As much as we think women have advanced they haven’t. It is a story like musician/actress Kate Nash’s which really rams that home.
The music industry is like a meat grinder for female artists. They in no way have equal footing or are treated like their male counterparts. Many a young female artist has been abused, mishandled and squeezed for all she is worth and then discarded like garbage. Brit Kate Nash is a name you can add to that already sizable list.
At the young age of 18 she was already a pop princess. Emerging on the music scene back in 2005 by putting songs up on MySpace, she gained momentum quickly by 2007 with the release of her debut album Made of Bricks and singles like “Foundation” and “Mouthwash”. She was deemed the darling of British music and worldwide tours and awards followed.
Just as quickly as she reached the top, she fell and fell hard. On her second album, Nash decided to go in a different direction and be more punk than pop; it did not sell well and her label dropped her.
Still not completely jaded, she decided to release her third album, Girl Talk, in 2013. It was an independent release through Have 10p Records. The music was even more punk and heavier than her previous release. As it did not sell well, Nash, under a new manager, began to tour heavily to get her music out there and, well, in plain English, to earn some cash.
Just when it felt like she might be carving out her own niche as she was able to get gigs at Coachella and Lollapalooza, she found out her manager, Gary Marella, had been stealing money from her and she was nearly bankrupt.
It was one bad thing after another for Kate Nash. All this would have broken a weaker person, but she has forged on. Her strength has been rewarded as she earned a role on the series Glow and released her fourth album, Yesterday Was Forever, in 2018. It was completely funded by her fans via Kickstarter.

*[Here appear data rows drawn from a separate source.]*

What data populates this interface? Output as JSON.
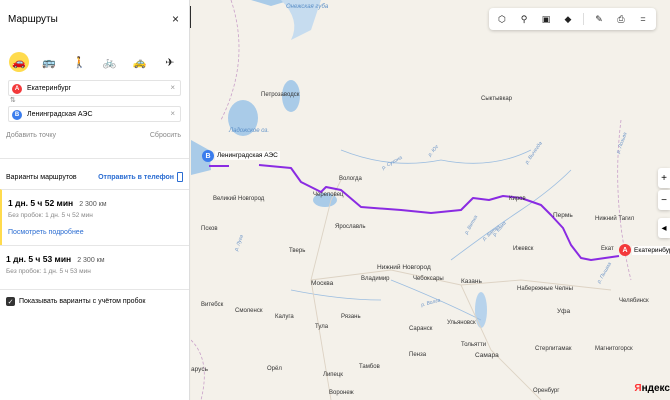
{
  "panel": {
    "title": "Маршруты",
    "close_icon": "×",
    "modes": [
      {
        "name": "car-icon",
        "glyph": "🚗",
        "active": true
      },
      {
        "name": "bus-icon",
        "glyph": "🚌",
        "active": false
      },
      {
        "name": "pedestrian-icon",
        "glyph": "🚶",
        "active": false
      },
      {
        "name": "bicycle-icon",
        "glyph": "🚲",
        "active": false
      },
      {
        "name": "taxi-icon",
        "glyph": "🚕",
        "active": false
      },
      {
        "name": "plane-icon",
        "glyph": "✈",
        "active": false
      }
    ],
    "point_a": {
      "marker": "A",
      "value": "Екатеринбург",
      "clear": "×"
    },
    "point_b": {
      "marker": "В",
      "value": "Ленинградская АЭС",
      "clear": "×"
    },
    "swap_icon": "⇅",
    "add_point": "Добавить точку",
    "reset": "Сбросить",
    "variants_label": "Варианты маршрутов",
    "send_phone": "Отправить в телефон",
    "routes": [
      {
        "time": "1 дн. 5 ч 52 мин",
        "distance": "2 300 км",
        "no_traffic": "Без пробок: 1 дн. 5 ч 52 мин",
        "details": "Посмотреть подробнее"
      },
      {
        "time": "1 дн. 5 ч 53 мин",
        "distance": "2 300 км",
        "no_traffic": "Без пробок: 1 дн. 5 ч 53 мин"
      }
    ],
    "traffic_checkbox": "Показывать варианты с учётом пробок",
    "collapse_icon": "◀"
  },
  "map": {
    "toolbar": [
      {
        "name": "layers-traffic-icon",
        "glyph": "⬡"
      },
      {
        "name": "bicycle-layer-icon",
        "glyph": "⚲"
      },
      {
        "name": "transit-layer-icon",
        "glyph": "▣"
      },
      {
        "name": "map-layers-icon",
        "glyph": "◆"
      },
      {
        "name": "ruler-icon",
        "glyph": "✎"
      },
      {
        "name": "print-icon",
        "glyph": "⎙"
      },
      {
        "name": "menu-icon",
        "glyph": "="
      }
    ],
    "zoom_in": "+",
    "zoom_out": "−",
    "compass": "◂",
    "start_label": "Ленинградская АЭС",
    "start_marker": "В",
    "end_label": "Екатеринбург",
    "end_marker": "A",
    "end_short": "Екат",
    "route_color": "#8a2be2",
    "cities": {
      "onega_bay": "Онежская губа",
      "petrozavodsk": "Петрозаводск",
      "ladoga": "Ладожское оз.",
      "syktyvkar": "Сыктывкар",
      "vologda": "Вологда",
      "cherepovets": "Череповец",
      "velikiy_novgorod": "Великий Новгород",
      "pskov": "Псков",
      "yaroslavl": "Ярославль",
      "tver": "Тверь",
      "kirov": "Киров",
      "perm": "Пермь",
      "nizhniy_tagil": "Нижний Тагил",
      "izhevsk": "Ижевск",
      "nizhniy_novgorod": "Нижний Новгород",
      "vladimir": "Владимир",
      "cheboksary": "Чебоксары",
      "kazan": "Казань",
      "naberezhnye": "Набережные Челны",
      "moscow": "Москва",
      "ryazan": "Рязань",
      "vitebsk": "Витебск",
      "smolensk": "Смоленск",
      "kaluga": "Калуга",
      "tula": "Тула",
      "saransk": "Саранск",
      "ulyanovsk": "Ульяновск",
      "ufa": "Уфа",
      "chelyabinsk": "Челябинск",
      "magnitogorsk": "Магнитогорск",
      "sterlitamak": "Стерлитамак",
      "tolyatti": "Тольятти",
      "samara": "Самара",
      "penza": "Пенза",
      "tambov": "Тамбов",
      "lipetsk": "Липецк",
      "oryol": "Орёл",
      "voronezh": "Воронеж",
      "orenburg": "Оренбург",
      "belarus": "арусь"
    },
    "rivers": {
      "suhona": "р. Сухона",
      "yug": "р. Юг",
      "vyatka": "р. Вятка",
      "kama": "р. Кама",
      "volga": "р. Волга",
      "oka": "р. Ока",
      "vyatka2": "р. Вятка",
      "lozva": "р. Лозьва",
      "pyshma": "р. Пышма",
      "vychegda": "р. Вычегда",
      "ob": "р. Обь",
      "lugа": "р. Луга"
    },
    "logo_y": "Я",
    "logo_rest": "ндекс"
  }
}
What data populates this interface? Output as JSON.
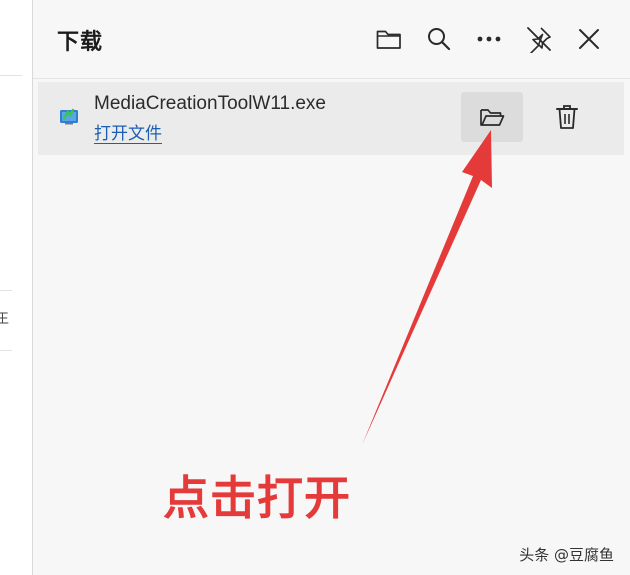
{
  "panel": {
    "title": "下载"
  },
  "header_icons": {
    "open_folder": "folder-icon",
    "search": "search-icon",
    "more": "more-options-icon",
    "pin": "pin-off-icon",
    "close": "close-icon"
  },
  "download_item": {
    "file_name": "MediaCreationToolW11.exe",
    "open_link_label": "打开文件",
    "file_icon": "installer-app-icon",
    "show_in_folder_icon": "open-folder-icon",
    "delete_icon": "trash-icon"
  },
  "annotation": {
    "caption": "点击打开",
    "color": "#e53a3a"
  },
  "watermark": {
    "text": "头条 @豆腐鱼"
  },
  "colors": {
    "link": "#1a5fb4",
    "panel_bg": "#f7f7f7",
    "row_bg": "#ebebeb",
    "hover_bg": "#dcdcdc"
  }
}
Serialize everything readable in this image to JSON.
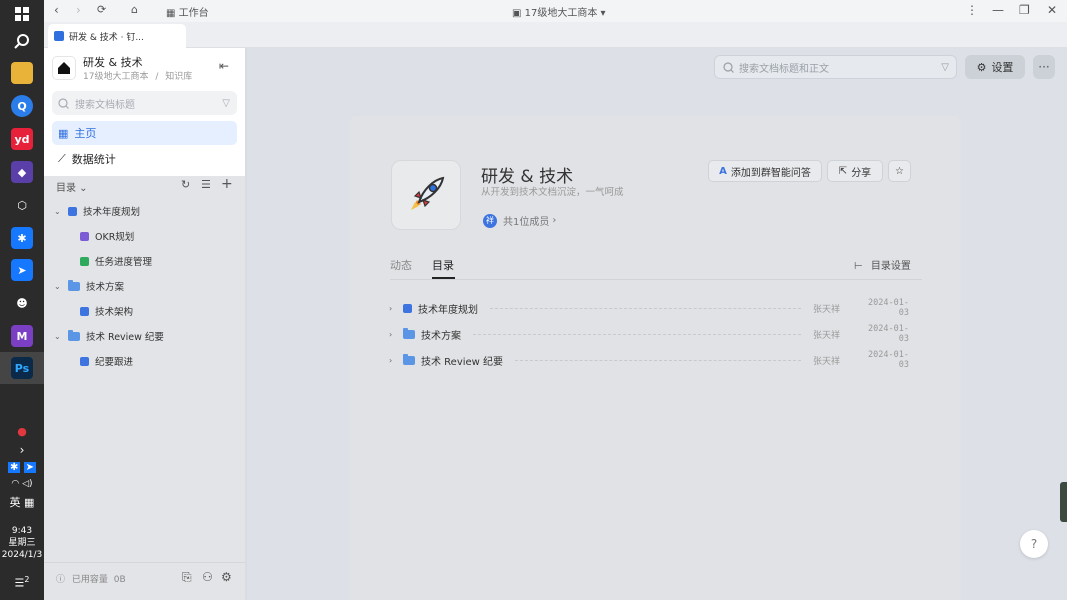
{
  "window": {
    "title": "17级地大工商本",
    "workbench_label": "工作台",
    "tab_label": "研发 & 技术 · 钉..."
  },
  "taskbar": {
    "lang": "英",
    "time": "9:43",
    "weekday": "星期三",
    "date": "2024/1/3",
    "notif_count": "2",
    "apps": [
      "windows-icon",
      "search-icon",
      "file-explorer-icon",
      "browser-icon",
      "youdao-icon",
      "app-purple-icon",
      "app-cube-icon",
      "dingtalk-icon",
      "app-blue-icon",
      "app-ghost-icon",
      "visual-studio-icon",
      "photoshop-icon"
    ]
  },
  "sidebar": {
    "kb_name": "研发 & 技术",
    "breadcrumb_org": "17级地大工商本",
    "breadcrumb_sep": "/",
    "breadcrumb_type": "知识库",
    "search_placeholder": "搜索文档标题",
    "nav": [
      {
        "label": "主页"
      },
      {
        "label": "数据统计"
      }
    ],
    "toc_label": "目录",
    "tree": [
      {
        "label": "技术年度规划",
        "level": 0,
        "kind": "doc"
      },
      {
        "label": "OKR规划",
        "level": 1,
        "kind": "okr"
      },
      {
        "label": "任务进度管理",
        "level": 1,
        "kind": "sheet"
      },
      {
        "label": "技术方案",
        "level": 0,
        "kind": "folder"
      },
      {
        "label": "技术架构",
        "level": 1,
        "kind": "doc"
      },
      {
        "label": "技术 Review 纪要",
        "level": 0,
        "kind": "folder"
      },
      {
        "label": "纪要跟进",
        "level": 1,
        "kind": "doc"
      }
    ],
    "storage_label": "已用容量",
    "storage_value": "0B"
  },
  "main": {
    "search_placeholder": "搜索文档标题和正文",
    "settings_label": "设置",
    "title": "研发 & 技术",
    "subtitle": "从开发到技术文档沉淀，一气呵成",
    "member_avatar": "祥",
    "member_text": "共1位成员",
    "add_ai_label": "添加到群智能问答",
    "share_label": "分享",
    "tabs": [
      {
        "label": "动态"
      },
      {
        "label": "目录"
      }
    ],
    "toc_settings": "目录设置",
    "rows": [
      {
        "title": "技术年度规划",
        "kind": "doc",
        "author": "张天祥",
        "date": "2024-01-03"
      },
      {
        "title": "技术方案",
        "kind": "folder",
        "author": "张天祥",
        "date": "2024-01-03"
      },
      {
        "title": "技术 Review 纪要",
        "kind": "folder",
        "author": "张天祥",
        "date": "2024-01-03"
      }
    ]
  },
  "colors": {
    "accent": "#2f6fde",
    "taskbar": "#2b2b2b"
  }
}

It was during this time that director Amy Goldstein followed Kate Nash around to make this documentary. While I was vaguely familiar with her music, due to this film I feel like I really got to know and understand Nash.

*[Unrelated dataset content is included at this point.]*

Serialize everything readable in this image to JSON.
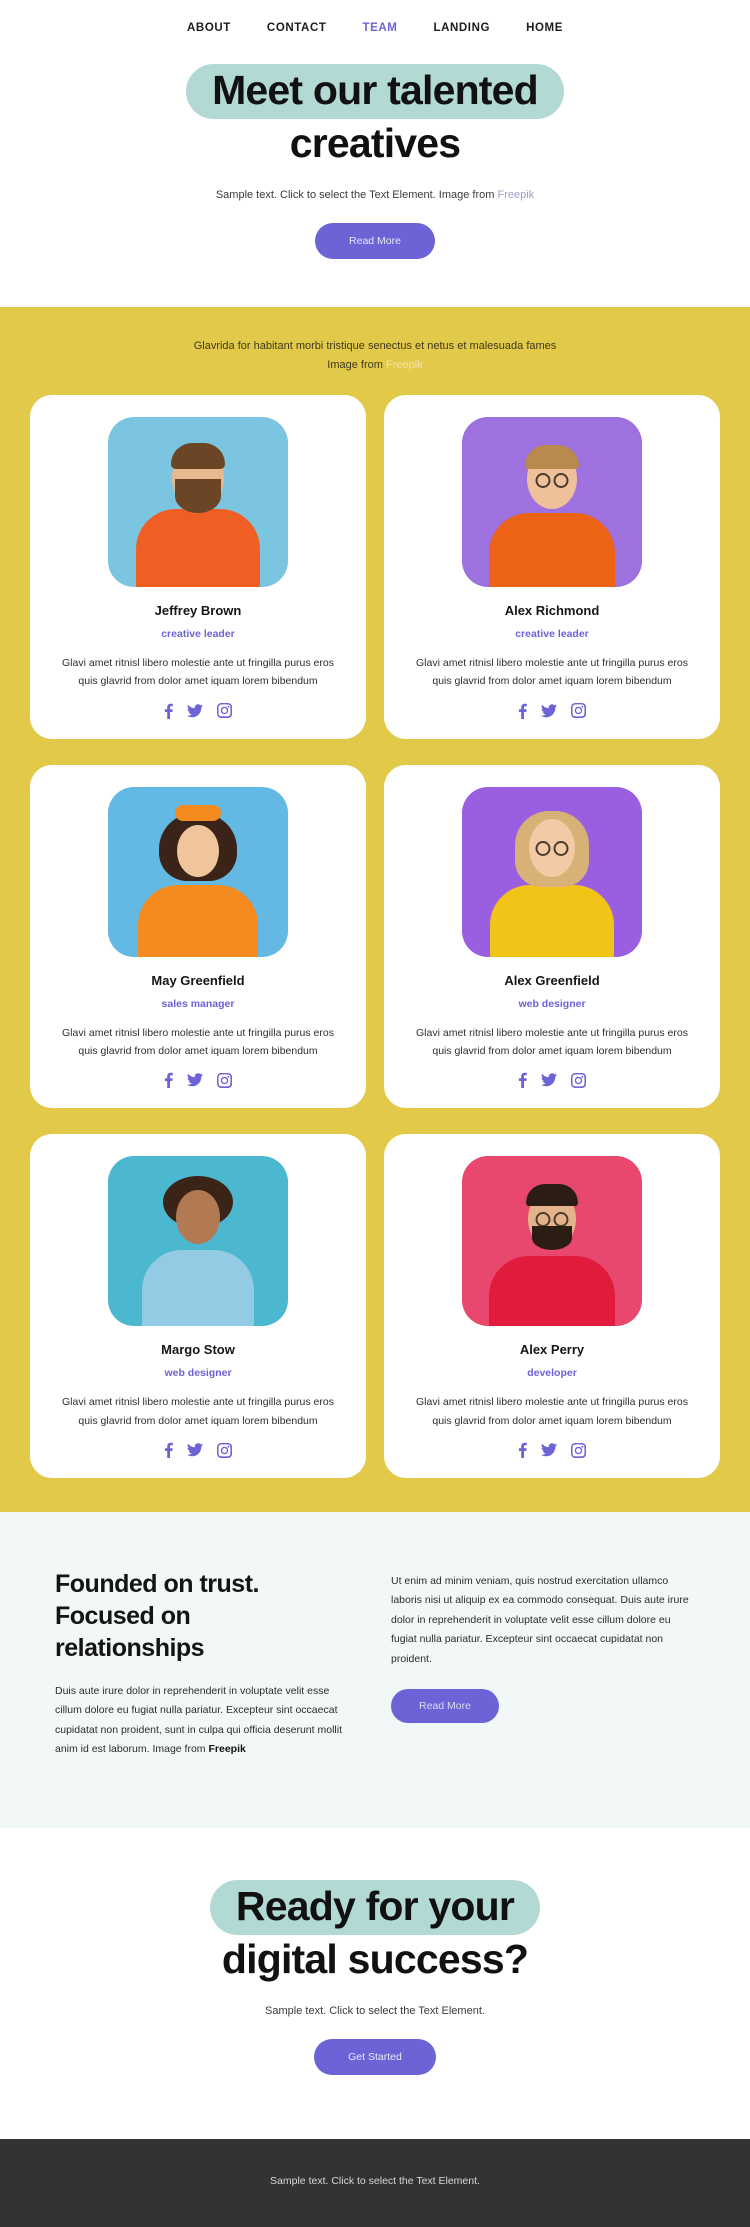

What becomes painfully clear is how the music industry just uses female artists and does not really value their contribution or respect their talent. They just work them hard so they can make some money off of them then move on to the next young, hot thing. Respect has to be paid to Nash as a woman and an artist. She does not give up. Even when she is practically homeless. A true artist she uses what she is feeling to make music.
As a feminist, she continues to fight for women’s rights in the music industry and the world at large. Someone who threw her support behind Russian band Pussy Riot when members were jailed, Nash has never been a shrinking violet or resigned herself to do as she is told. She has a brain and wants to use it. There is also a heart there which wants to give as she is shown mentoring young girls who are interested in music. Encouraging them to never be discouraged and to use their voices for singing or whatever they choose.
We get a level of honesty here which we don’t often. Plenty of pop stars have made this type of film. But you can be sure that Beyonce, Katy Perry and Justin Bieber did not allow such intimate and raw footage to be taken of them. The camera is not turned off when she is breaking down crying or packing her clothes in garbage bags because she can no longer afford the rent at the place she is living. No Hollywood style happy ending happens here. After 90 minutes things are not tied up in a bow. We just see an artist who is continuing to struggle to do what she loves.